## Exercise:
Please reproduce all of the entries exactly, without omitting any.

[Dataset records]
____________

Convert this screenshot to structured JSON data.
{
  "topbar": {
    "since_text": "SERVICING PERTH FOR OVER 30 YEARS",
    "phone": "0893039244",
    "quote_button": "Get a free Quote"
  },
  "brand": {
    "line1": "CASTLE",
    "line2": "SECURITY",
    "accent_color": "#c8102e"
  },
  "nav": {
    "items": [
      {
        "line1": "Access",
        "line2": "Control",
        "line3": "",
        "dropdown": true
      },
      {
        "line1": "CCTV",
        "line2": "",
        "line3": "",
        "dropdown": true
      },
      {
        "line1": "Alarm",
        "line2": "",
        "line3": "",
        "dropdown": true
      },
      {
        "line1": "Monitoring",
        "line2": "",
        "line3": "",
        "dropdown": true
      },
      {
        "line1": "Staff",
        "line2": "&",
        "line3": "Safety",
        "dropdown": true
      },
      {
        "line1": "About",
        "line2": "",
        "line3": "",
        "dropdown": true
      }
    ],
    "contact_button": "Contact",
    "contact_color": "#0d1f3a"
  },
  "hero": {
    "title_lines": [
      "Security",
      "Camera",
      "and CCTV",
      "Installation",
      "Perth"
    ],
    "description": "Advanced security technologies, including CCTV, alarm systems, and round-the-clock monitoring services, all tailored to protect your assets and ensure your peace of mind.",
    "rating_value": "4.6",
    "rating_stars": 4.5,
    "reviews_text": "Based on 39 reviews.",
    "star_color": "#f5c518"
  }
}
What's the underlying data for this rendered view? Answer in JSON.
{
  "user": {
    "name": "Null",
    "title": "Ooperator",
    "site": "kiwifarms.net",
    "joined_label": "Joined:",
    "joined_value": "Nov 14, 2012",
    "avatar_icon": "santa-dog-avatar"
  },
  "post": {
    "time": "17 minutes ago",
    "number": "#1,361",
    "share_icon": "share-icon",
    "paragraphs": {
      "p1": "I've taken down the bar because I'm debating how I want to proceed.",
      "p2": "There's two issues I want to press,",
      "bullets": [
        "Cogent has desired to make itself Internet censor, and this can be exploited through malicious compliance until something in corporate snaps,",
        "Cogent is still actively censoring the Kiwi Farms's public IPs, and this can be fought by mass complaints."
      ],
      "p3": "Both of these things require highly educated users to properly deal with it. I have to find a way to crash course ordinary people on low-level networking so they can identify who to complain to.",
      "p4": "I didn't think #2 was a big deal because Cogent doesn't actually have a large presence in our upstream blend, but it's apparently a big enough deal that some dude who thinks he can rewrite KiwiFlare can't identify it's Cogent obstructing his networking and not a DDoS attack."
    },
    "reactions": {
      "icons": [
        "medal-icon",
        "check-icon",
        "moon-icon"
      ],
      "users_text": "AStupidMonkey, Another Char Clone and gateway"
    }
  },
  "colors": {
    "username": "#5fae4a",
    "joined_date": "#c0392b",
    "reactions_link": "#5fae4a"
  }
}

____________

## Solution for this task:
Convert this screenshot to structured JSON data.
{
  "topbar": {
    "since_text": "SERVICING PERTH FOR OVER 30 YEARS",
    "phone": "0893039244",
    "quote_button": "Get a free Quote"
  },
  "brand": {
    "line1": "CASTLE",
    "line2": "SECURITY",
    "accent_color": "#c8102e"
  },
  "nav": {
    "items": [
      {
        "line1": "Access",
        "line2": "Control",
        "line3": "",
        "dropdown": true
      },
      {
        "line1": "CCTV",
        "line2": "",
        "line3": "",
        "dropdown": true
      },
      {
        "line1": "Alarm",
        "line2": "",
        "line3": "",
        "dropdown": true
      },
      {
        "line1": "Monitoring",
        "line2": "",
        "line3": "",
        "dropdown": true
      },
      {
        "line1": "Staff",
        "line2": "&",
        "line3": "Safety",
        "dropdown": true
      },
      {
        "line1": "About",
        "line2": "",
        "line3": "",
        "dropdown": true
      }
    ],
    "contact_button": "Contact",
    "contact_color": "#0d1f3a"
  },
  "hero": {
    "title_lines": [
      "Security",
      "Camera",
      "and CCTV",
      "Installation",
      "Perth"
    ],
    "description": "Advanced security technologies, including CCTV, alarm systems, and round-the-clock monitoring services, all tailored to protect your assets and ensure your peace of mind.",
    "rating_value": "4.6",
    "rating_stars": 4.5,
    "reviews_text": "Based on 39 reviews.",
    "star_color": "#f5c518"
  }
}
What's the underlying data for this rendered view? Answer in JSON.
{
  "user": {
    "name": "Null",
    "title": "Ooperator",
    "site": "kiwifarms.net",
    "joined_label": "Joined:",
    "joined_value": "Nov 14, 2012",
    "avatar_icon": "santa-dog-avatar"
  },
  "post": {
    "time": "17 minutes ago",
    "number": "#1,361",
    "share_icon": "share-icon",
    "paragraphs": {
      "p1": "I've taken down the bar because I'm debating how I want to proceed.",
      "p2": "There's two issues I want to press,",
      "bullets": [
        "Cogent has desired to make itself Internet censor, and this can be exploited through malicious compliance until something in corporate snaps,",
        "Cogent is still actively censoring the Kiwi Farms's public IPs, and this can be fought by mass complaints."
      ],
      "p3": "Both of these things require highly educated users to properly deal with it. I have to find a way to crash course ordinary people on low-level networking so they can identify who to complain to.",
      "p4": "I didn't think #2 was a big deal because Cogent doesn't actually have a large presence in our upstream blend, but it's apparently a big enough deal that some dude who thinks he can rewrite KiwiFlare can't identify it's Cogent obstructing his networking and not a DDoS attack."
    },
    "reactions": {
      "icons": [
        "medal-icon",
        "check-icon",
        "moon-icon"
      ],
      "users_text": "AStupidMonkey, Another Char Clone and gateway"
    }
  },
  "colors": {
    "username": "#5fae4a",
    "joined_date": "#c0392b",
    "reactions_link": "#5fae4a"
  }
}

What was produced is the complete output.